*** ENTRIES SUPPLIED ***

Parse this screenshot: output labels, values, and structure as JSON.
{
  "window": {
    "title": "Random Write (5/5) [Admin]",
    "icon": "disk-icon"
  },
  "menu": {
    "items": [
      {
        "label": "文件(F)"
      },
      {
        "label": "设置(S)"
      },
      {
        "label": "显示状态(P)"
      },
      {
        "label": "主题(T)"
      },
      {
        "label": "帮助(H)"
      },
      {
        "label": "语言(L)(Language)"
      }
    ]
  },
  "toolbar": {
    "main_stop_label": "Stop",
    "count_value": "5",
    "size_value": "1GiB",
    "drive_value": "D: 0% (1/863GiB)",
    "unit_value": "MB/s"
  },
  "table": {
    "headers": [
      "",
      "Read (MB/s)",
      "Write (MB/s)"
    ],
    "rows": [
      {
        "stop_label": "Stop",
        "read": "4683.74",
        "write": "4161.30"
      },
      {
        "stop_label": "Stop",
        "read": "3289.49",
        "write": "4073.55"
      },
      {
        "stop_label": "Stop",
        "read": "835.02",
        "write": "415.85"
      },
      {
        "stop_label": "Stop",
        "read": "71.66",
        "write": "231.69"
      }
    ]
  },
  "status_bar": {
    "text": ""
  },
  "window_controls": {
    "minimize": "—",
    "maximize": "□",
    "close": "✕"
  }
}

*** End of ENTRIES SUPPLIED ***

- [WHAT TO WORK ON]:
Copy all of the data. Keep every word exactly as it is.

- [SOLVED EXERCISE]:
Parse this screenshot: output labels, values, and structure as JSON.
{
  "window": {
    "title": "Random Write (5/5) [Admin]",
    "icon": "disk-icon"
  },
  "menu": {
    "items": [
      {
        "label": "文件(F)"
      },
      {
        "label": "设置(S)"
      },
      {
        "label": "显示状态(P)"
      },
      {
        "label": "主题(T)"
      },
      {
        "label": "帮助(H)"
      },
      {
        "label": "语言(L)(Language)"
      }
    ]
  },
  "toolbar": {
    "main_stop_label": "Stop",
    "count_value": "5",
    "size_value": "1GiB",
    "drive_value": "D: 0% (1/863GiB)",
    "unit_value": "MB/s"
  },
  "table": {
    "headers": [
      "",
      "Read (MB/s)",
      "Write (MB/s)"
    ],
    "rows": [
      {
        "stop_label": "Stop",
        "read": "4683.74",
        "write": "4161.30"
      },
      {
        "stop_label": "Stop",
        "read": "3289.49",
        "write": "4073.55"
      },
      {
        "stop_label": "Stop",
        "read": "835.02",
        "write": "415.85"
      },
      {
        "stop_label": "Stop",
        "read": "71.66",
        "write": "231.69"
      }
    ]
  },
  "status_bar": {
    "text": ""
  },
  "window_controls": {
    "minimize": "—",
    "maximize": "□",
    "close": "✕"
  }
}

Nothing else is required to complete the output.